BEGIN RECORDS TO USE
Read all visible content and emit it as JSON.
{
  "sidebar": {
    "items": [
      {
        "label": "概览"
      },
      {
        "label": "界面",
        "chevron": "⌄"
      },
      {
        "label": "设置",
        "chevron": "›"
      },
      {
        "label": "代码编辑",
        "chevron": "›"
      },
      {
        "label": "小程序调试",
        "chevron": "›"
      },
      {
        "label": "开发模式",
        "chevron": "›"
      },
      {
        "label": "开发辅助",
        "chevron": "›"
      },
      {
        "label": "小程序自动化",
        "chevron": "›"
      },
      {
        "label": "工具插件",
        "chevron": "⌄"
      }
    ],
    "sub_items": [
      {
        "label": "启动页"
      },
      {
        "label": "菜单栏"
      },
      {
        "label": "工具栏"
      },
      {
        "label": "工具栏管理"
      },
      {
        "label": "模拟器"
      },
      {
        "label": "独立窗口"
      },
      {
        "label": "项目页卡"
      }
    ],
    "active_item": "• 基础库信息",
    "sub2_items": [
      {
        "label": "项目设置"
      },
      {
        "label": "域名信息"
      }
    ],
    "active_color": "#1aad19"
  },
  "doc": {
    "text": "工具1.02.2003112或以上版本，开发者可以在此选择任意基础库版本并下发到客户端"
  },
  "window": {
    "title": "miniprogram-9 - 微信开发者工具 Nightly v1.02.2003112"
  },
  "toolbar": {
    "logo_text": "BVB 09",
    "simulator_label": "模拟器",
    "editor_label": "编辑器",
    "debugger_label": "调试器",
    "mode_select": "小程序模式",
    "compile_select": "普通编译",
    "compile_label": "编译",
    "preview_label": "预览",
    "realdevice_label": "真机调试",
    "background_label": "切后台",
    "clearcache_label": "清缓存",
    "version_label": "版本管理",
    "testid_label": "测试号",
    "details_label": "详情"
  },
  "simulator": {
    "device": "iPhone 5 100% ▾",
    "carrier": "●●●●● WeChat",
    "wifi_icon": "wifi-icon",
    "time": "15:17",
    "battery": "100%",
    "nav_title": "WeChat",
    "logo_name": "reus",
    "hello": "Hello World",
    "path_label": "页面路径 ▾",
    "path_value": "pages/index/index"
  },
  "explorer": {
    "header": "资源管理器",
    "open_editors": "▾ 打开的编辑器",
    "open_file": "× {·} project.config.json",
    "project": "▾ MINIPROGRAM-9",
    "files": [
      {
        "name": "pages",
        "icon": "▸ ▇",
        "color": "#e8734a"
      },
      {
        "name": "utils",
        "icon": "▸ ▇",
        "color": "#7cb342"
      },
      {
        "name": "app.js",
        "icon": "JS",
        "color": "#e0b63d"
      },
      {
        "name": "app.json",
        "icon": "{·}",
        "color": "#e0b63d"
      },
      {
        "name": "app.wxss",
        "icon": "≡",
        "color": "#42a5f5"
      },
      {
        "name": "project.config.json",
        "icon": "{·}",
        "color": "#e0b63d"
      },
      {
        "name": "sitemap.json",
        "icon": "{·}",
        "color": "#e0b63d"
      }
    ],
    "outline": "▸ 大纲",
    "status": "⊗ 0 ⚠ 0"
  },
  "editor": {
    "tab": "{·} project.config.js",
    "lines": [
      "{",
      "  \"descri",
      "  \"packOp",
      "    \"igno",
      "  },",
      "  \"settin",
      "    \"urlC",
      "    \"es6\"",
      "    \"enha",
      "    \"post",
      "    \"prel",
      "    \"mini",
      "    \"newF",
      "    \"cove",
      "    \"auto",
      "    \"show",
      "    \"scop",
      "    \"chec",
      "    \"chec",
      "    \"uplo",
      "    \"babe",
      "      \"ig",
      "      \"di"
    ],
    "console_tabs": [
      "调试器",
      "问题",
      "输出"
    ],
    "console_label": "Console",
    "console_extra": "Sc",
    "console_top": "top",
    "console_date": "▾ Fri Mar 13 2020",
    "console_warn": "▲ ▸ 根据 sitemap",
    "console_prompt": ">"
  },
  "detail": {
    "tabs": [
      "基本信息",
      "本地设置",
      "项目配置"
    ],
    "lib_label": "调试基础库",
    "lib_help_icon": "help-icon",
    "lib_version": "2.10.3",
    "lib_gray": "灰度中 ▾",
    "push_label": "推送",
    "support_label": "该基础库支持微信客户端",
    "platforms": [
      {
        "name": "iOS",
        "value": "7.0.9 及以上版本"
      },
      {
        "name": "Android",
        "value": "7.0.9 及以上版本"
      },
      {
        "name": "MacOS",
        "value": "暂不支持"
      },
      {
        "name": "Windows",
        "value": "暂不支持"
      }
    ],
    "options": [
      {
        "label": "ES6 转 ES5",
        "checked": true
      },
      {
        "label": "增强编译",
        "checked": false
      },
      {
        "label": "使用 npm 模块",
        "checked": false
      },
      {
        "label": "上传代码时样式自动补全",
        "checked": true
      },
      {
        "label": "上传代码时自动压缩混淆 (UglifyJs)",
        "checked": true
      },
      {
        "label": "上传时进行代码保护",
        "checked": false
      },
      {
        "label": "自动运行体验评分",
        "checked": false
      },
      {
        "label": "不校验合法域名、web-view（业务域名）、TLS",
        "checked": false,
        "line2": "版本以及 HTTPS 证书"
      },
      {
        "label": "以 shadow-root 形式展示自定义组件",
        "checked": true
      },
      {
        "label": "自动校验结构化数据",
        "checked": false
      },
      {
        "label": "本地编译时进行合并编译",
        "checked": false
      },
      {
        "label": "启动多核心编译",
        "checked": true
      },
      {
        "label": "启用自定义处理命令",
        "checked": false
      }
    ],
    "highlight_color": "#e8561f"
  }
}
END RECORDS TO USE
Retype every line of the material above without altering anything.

### RESPONSE
Read all visible content and emit it as JSON.
{
  "sidebar": {
    "items": [
      {
        "label": "概览"
      },
      {
        "label": "界面",
        "chevron": "⌄"
      },
      {
        "label": "设置",
        "chevron": "›"
      },
      {
        "label": "代码编辑",
        "chevron": "›"
      },
      {
        "label": "小程序调试",
        "chevron": "›"
      },
      {
        "label": "开发模式",
        "chevron": "›"
      },
      {
        "label": "开发辅助",
        "chevron": "›"
      },
      {
        "label": "小程序自动化",
        "chevron": "›"
      },
      {
        "label": "工具插件",
        "chevron": "⌄"
      }
    ],
    "sub_items": [
      {
        "label": "启动页"
      },
      {
        "label": "菜单栏"
      },
      {
        "label": "工具栏"
      },
      {
        "label": "工具栏管理"
      },
      {
        "label": "模拟器"
      },
      {
        "label": "独立窗口"
      },
      {
        "label": "项目页卡"
      }
    ],
    "active_item": "• 基础库信息",
    "sub2_items": [
      {
        "label": "项目设置"
      },
      {
        "label": "域名信息"
      }
    ],
    "active_color": "#1aad19"
  },
  "doc": {
    "text": "工具1.02.2003112或以上版本，开发者可以在此选择任意基础库版本并下发到客户端"
  },
  "window": {
    "title": "miniprogram-9 - 微信开发者工具 Nightly v1.02.2003112"
  },
  "toolbar": {
    "logo_text": "BVB 09",
    "simulator_label": "模拟器",
    "editor_label": "编辑器",
    "debugger_label": "调试器",
    "mode_select": "小程序模式",
    "compile_select": "普通编译",
    "compile_label": "编译",
    "preview_label": "预览",
    "realdevice_label": "真机调试",
    "background_label": "切后台",
    "clearcache_label": "清缓存",
    "version_label": "版本管理",
    "testid_label": "测试号",
    "details_label": "详情"
  },
  "simulator": {
    "device": "iPhone 5 100% ▾",
    "carrier": "●●●●● WeChat",
    "wifi_icon": "wifi-icon",
    "time": "15:17",
    "battery": "100%",
    "nav_title": "WeChat",
    "logo_name": "reus",
    "hello": "Hello World",
    "path_label": "页面路径 ▾",
    "path_value": "pages/index/index"
  },
  "explorer": {
    "header": "资源管理器",
    "open_editors": "▾ 打开的编辑器",
    "open_file": "× {·} project.config.json",
    "project": "▾ MINIPROGRAM-9",
    "files": [
      {
        "name": "pages",
        "icon": "▸ ▇",
        "color": "#e8734a"
      },
      {
        "name": "utils",
        "icon": "▸ ▇",
        "color": "#7cb342"
      },
      {
        "name": "app.js",
        "icon": "JS",
        "color": "#e0b63d"
      },
      {
        "name": "app.json",
        "icon": "{·}",
        "color": "#e0b63d"
      },
      {
        "name": "app.wxss",
        "icon": "≡",
        "color": "#42a5f5"
      },
      {
        "name": "project.config.json",
        "icon": "{·}",
        "color": "#e0b63d"
      },
      {
        "name": "sitemap.json",
        "icon": "{·}",
        "color": "#e0b63d"
      }
    ],
    "outline": "▸ 大纲",
    "status": "⊗ 0 ⚠ 0"
  },
  "editor": {
    "tab": "{·} project.config.js",
    "lines": [
      "{",
      "  \"descri",
      "  \"packOp",
      "    \"igno",
      "  },",
      "  \"settin",
      "    \"urlC",
      "    \"es6\"",
      "    \"enha",
      "    \"post",
      "    \"prel",
      "    \"mini",
      "    \"newF",
      "    \"cove",
      "    \"auto",
      "    \"show",
      "    \"scop",
      "    \"chec",
      "    \"chec",
      "    \"uplo",
      "    \"babe",
      "      \"ig",
      "      \"di"
    ],
    "console_tabs": [
      "调试器",
      "问题",
      "输出"
    ],
    "console_label": "Console",
    "console_extra": "Sc",
    "console_top": "top",
    "console_date": "▾ Fri Mar 13 2020",
    "console_warn": "▲ ▸ 根据 sitemap",
    "console_prompt": ">"
  },
  "detail": {
    "tabs": [
      "基本信息",
      "本地设置",
      "项目配置"
    ],
    "lib_label": "调试基础库",
    "lib_help_icon": "help-icon",
    "lib_version": "2.10.3",
    "lib_gray": "灰度中 ▾",
    "push_label": "推送",
    "support_label": "该基础库支持微信客户端",
    "platforms": [
      {
        "name": "iOS",
        "value": "7.0.9 及以上版本"
      },
      {
        "name": "Android",
        "value": "7.0.9 及以上版本"
      },
      {
        "name": "MacOS",
        "value": "暂不支持"
      },
      {
        "name": "Windows",
        "value": "暂不支持"
      }
    ],
    "options": [
      {
        "label": "ES6 转 ES5",
        "checked": true
      },
      {
        "label": "增强编译",
        "checked": false
      },
      {
        "label": "使用 npm 模块",
        "checked": false
      },
      {
        "label": "上传代码时样式自动补全",
        "checked": true
      },
      {
        "label": "上传代码时自动压缩混淆 (UglifyJs)",
        "checked": true
      },
      {
        "label": "上传时进行代码保护",
        "checked": false
      },
      {
        "label": "自动运行体验评分",
        "checked": false
      },
      {
        "label": "不校验合法域名、web-view（业务域名）、TLS",
        "checked": false,
        "line2": "版本以及 HTTPS 证书"
      },
      {
        "label": "以 shadow-root 形式展示自定义组件",
        "checked": true
      },
      {
        "label": "自动校验结构化数据",
        "checked": false
      },
      {
        "label": "本地编译时进行合并编译",
        "checked": false
      },
      {
        "label": "启动多核心编译",
        "checked": true
      },
      {
        "label": "启用自定义处理命令",
        "checked": false
      }
    ],
    "highlight_color": "#e8561f"
  }
}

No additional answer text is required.